Just a couple of weeks ago, in Austin we celebrated the Work from Home Day. Well, it wasn’t that big of a deal in the Zoho Austin office because we have a very flexible work schedule, and people work from home every now and then.
Then, a few days ago Yahoo! announced that they are ending all work-from-home and remote-work arrangements they had for most of their employees. That’s just a shame, Kara Swisher over at AllThingsD reprinted the internal memo.
It’s embarrassing to the technology industry that such a high-profile company like Yahoo! would take this step. While Marissa Mayer has taken some steps to googlify Yahoo! with free lunches and free iDevices, I think she has gone too far here in her googlification.
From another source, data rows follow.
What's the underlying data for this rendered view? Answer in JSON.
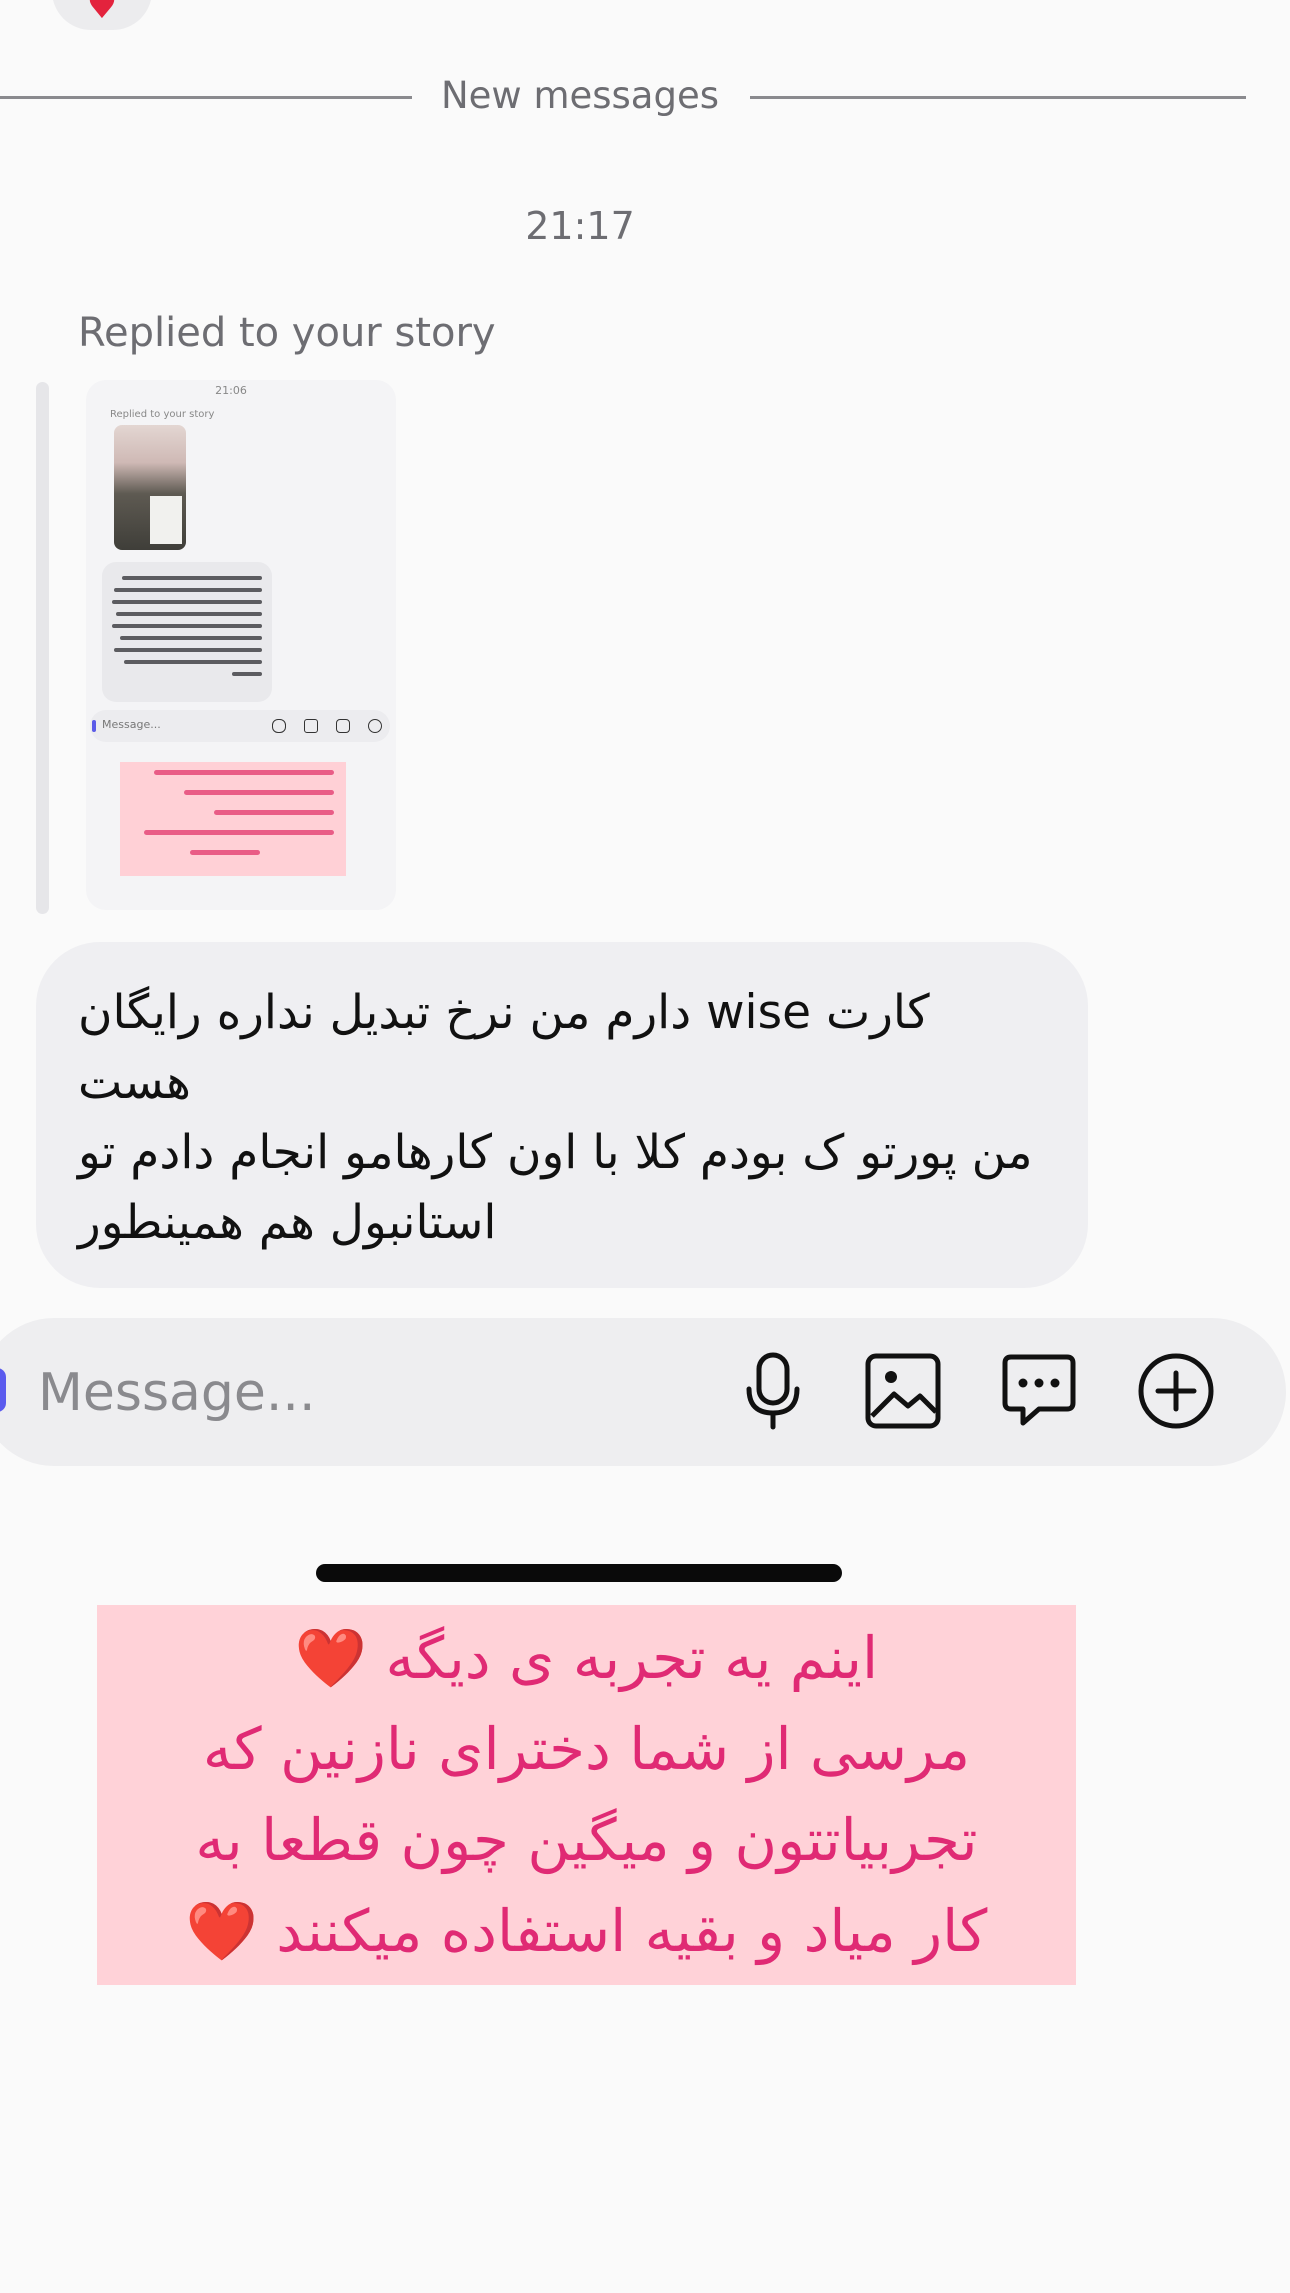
{
  "reaction": {
    "emoji": "♥"
  },
  "divider_label": "New messages",
  "timestamp": "21:17",
  "reply_label": "Replied to your story",
  "story_preview": {
    "time": "21:06",
    "replied": "Replied to your story",
    "message_placeholder": "Message..."
  },
  "message": {
    "text": "کارت wise دارم من نرخ تبدیل نداره رایگان هست\nمن پورتو ک بودم کلا با اون کارهامو انجام دادم تو استانبول هم همینطور"
  },
  "composer": {
    "placeholder": "Message...",
    "icons": [
      "microphone-icon",
      "image-icon",
      "sticker-icon",
      "plus-icon"
    ]
  },
  "caption": {
    "line1": "اینم یه تجربه ی دیگه ❤️",
    "line2": "مرسی از شما دخترای نازنین  که",
    "line3": "تجربیاتتون و میگین چون قطعا به",
    "line4": "کار میاد و بقیه استفاده میکنند ❤️"
  },
  "colors": {
    "accent": "#5b5bee",
    "caption_bg": "#ffd2d8",
    "caption_text": "#e02a74",
    "bubble_bg": "#efeff2"
  }
}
I guess what most people miss here is that Google is also not a very remote-work friendly place. That may have changed, but at least it was not a few years ago.
Of course, you can say that we at Zoho have a vested interest in remote work since all of our software runs in the cloud, and well, our tagline does happen to be “Work Online”. But we also live by it.
For example, the Zoho Marketing team is distributed across 4 locations in 2 continents, spanning 3 different time zones. I only physically see some of the people in the team a few times a year. Meera, who heads our Social Media team and is one of the voices behind @Zoho, splits her time from two cities. And at some point last year she was working from London. At any given time I’m not sure exactly where she is at, and I don’t particularly care, because I know she’s online somewhere, working, and most importantly, continues to deliver results.
Now, does this kind of arrangement work for everyone? It varies. There are some positions that are more suitable to this than others. For example, we do ask most of our sales team members to be at the office on a regular basis. But that’s of course because we want to make sure we can help customers over the phone when they call us.
But that could change in the future. There are companies like LiveOps and Alpine Access that enable this sort of arrangement. And having front-line customer-facing people answering inbound calls from their homes is in fact a growing trend.
Although there is mounting evidence of the shift towards remote work, one could hardly find any fault with companies that are slow to adopt this. But Yahoo!’s case is egregious because they are affecting people who had already made arrangements and planned for this. Hey sure, I get this is better than a layoff, but if these people were delivering results while being away, so what’s the big deal? If they were not, well, maybe they had a different kind of problem.
While there are some small pockets of support for this move, the huge backlash Yahoo! is already facing across the blogosphere was expected. And if Yahoo! was not prepared for it, then somebody needs to get fired. Even Richard Branson has come out against this move.
The saddest part about this is that if Yahoo! needs to have their employees within close sight just so that they can keep tabs on them, then Yahoo! is in a deeper hole than we all thought.